Strollers, rather than hikers, may choose to follow Fei Ngo Shan Road as it angles gently down the south-facing slope of the Kowloon hills. The occasional passing car shouldn’t disrupt the tranquillity – bird call and the buzzing of crickets fill the air – as the city is laid out in all its glory below.
Short side trails lead to slightly higher vantage points, with views west and north, to Ma On Shan and Tai Mo Shan. Scramble up a low hilltop near the weather station atop Tate’s Cairn and you can see the outlines of Lion Rock and peaks at the western end of the Kowloon hills range, perhaps with the airport visible in the distance.
The road reaches a junction, with a turn off to the left, Jat’s Incline, that goes down to Choi Hung. Keep straight on, and the road is now Shatin Pass Road, with one-way traffic coming towards you rather than from behind. As the road drops nearer to Kowloon, apartment blocks loom larger, and traffic sounds become more distinct.
At last it reaches Sha Tin Pass, and abruptly leaves the hills, dropping to near Wong Tai Sin. The walk down the road from this point isn’t particularly interesting, but there are alternatives.
A path high on the slope south of the pass drops down through the grounds of Kwun Yam Temple – although this is no spiritual retreat smelling of incense, its serene monks deep in contemplation, but rather a building or two holding hundreds of funeral urns, deserted and spooky.
Maps show a valley with a stream leading north from Sha Tin Pass to the outskirts of Sha Tin. A path, signposted to Shui Chuen O Estate, runs alongside, making for an easy walk.
At first, the stream is so narrow it can be stepped across. Boosted by tributaries, though, it quickly grows as it descends the valley, tumbling over a succession of picturesque cascades.

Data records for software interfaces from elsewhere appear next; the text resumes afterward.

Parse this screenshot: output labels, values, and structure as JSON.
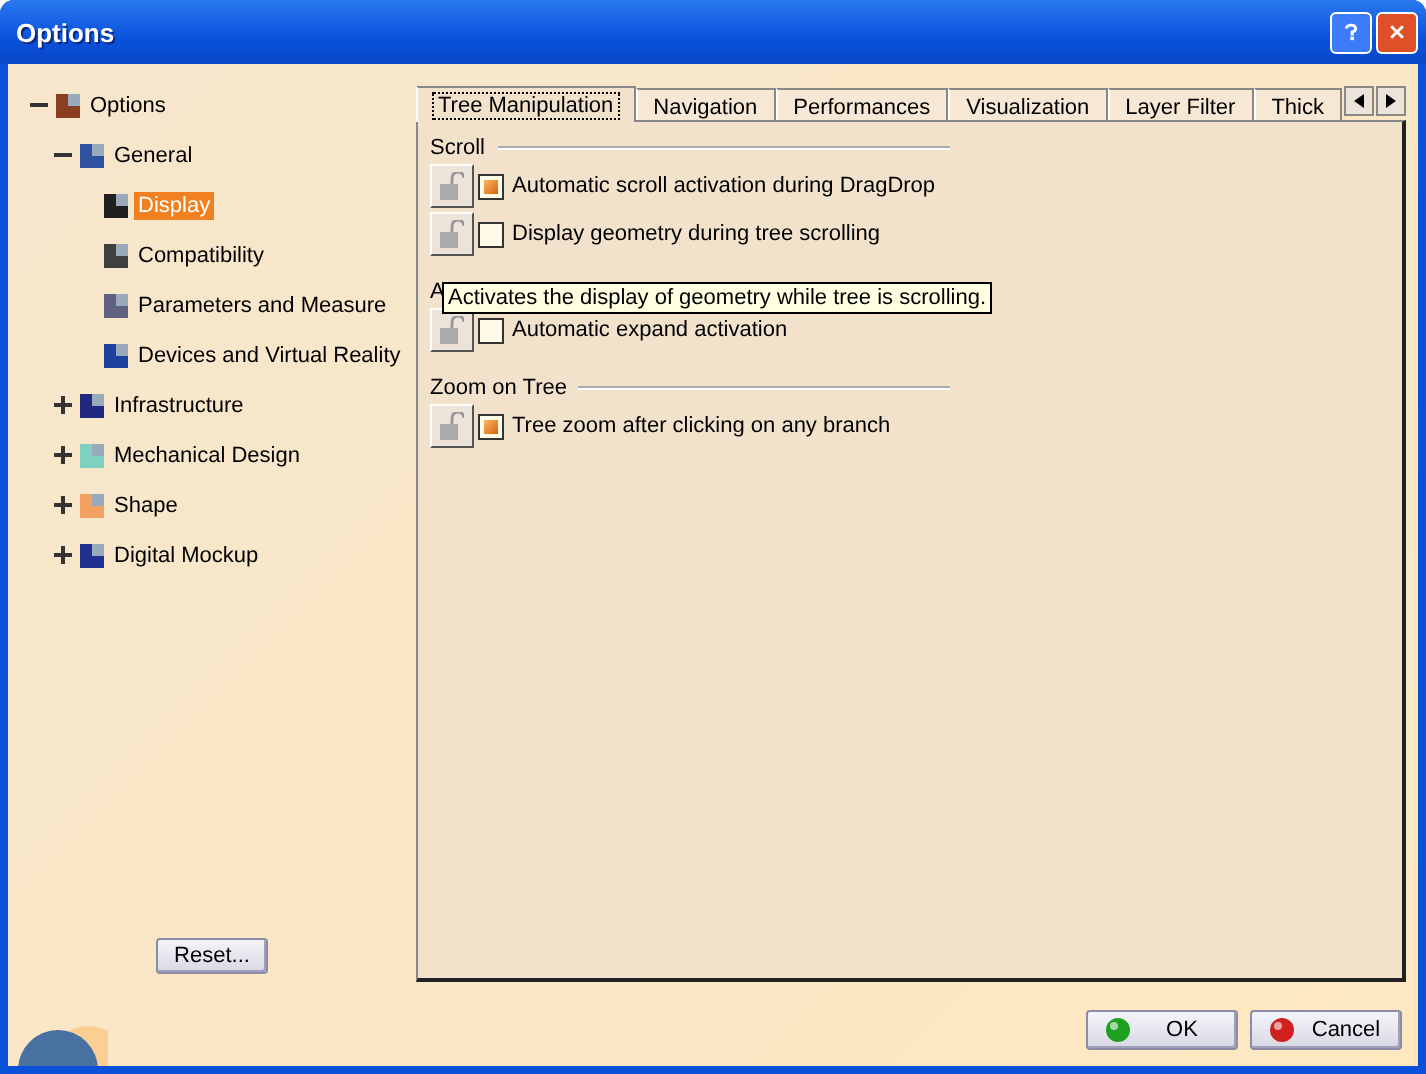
{
  "window": {
    "title": "Options"
  },
  "tree": [
    {
      "label": "Options",
      "expanded": true,
      "selected": false,
      "children": [
        {
          "label": "General",
          "expanded": true,
          "selected": false,
          "children": [
            {
              "label": "Display",
              "selected": true
            },
            {
              "label": "Compatibility",
              "selected": false
            },
            {
              "label": "Parameters and Measure",
              "selected": false
            },
            {
              "label": "Devices and Virtual Reality",
              "selected": false
            }
          ]
        },
        {
          "label": "Infrastructure",
          "expanded": false,
          "selected": false
        },
        {
          "label": "Mechanical Design",
          "expanded": false,
          "selected": false
        },
        {
          "label": "Shape",
          "expanded": false,
          "selected": false
        },
        {
          "label": "Digital Mockup",
          "expanded": false,
          "selected": false
        }
      ]
    }
  ],
  "reset_button": "Reset...",
  "tabs": [
    {
      "label": "Tree Manipulation",
      "selected": true
    },
    {
      "label": "Navigation",
      "selected": false
    },
    {
      "label": "Performances",
      "selected": false
    },
    {
      "label": "Visualization",
      "selected": false
    },
    {
      "label": "Layer Filter",
      "selected": false
    },
    {
      "label": "Thick",
      "selected": false
    }
  ],
  "sections": [
    {
      "title": "Scroll",
      "options": [
        {
          "label": "Automatic scroll activation during DragDrop",
          "checked": true
        },
        {
          "label": "Display geometry during tree scrolling",
          "checked": false
        }
      ]
    },
    {
      "title": "A",
      "options": [
        {
          "label": "Automatic expand activation",
          "checked": false
        }
      ]
    },
    {
      "title": "Zoom on Tree",
      "options": [
        {
          "label": "Tree zoom after clicking on any branch",
          "checked": true
        }
      ]
    }
  ],
  "tooltip": "Activates the display of geometry while tree is scrolling.",
  "buttons": [
    {
      "label": "OK",
      "kind": "ok"
    },
    {
      "label": "Cancel",
      "kind": "cancel"
    }
  ]
}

Although sometimes hidden among woodland, the stream is never far from the path and, before reaching Shui Chuen O, it pools in a couple of places, providing an ideal opportunity to cool off after a hot day’s hiking.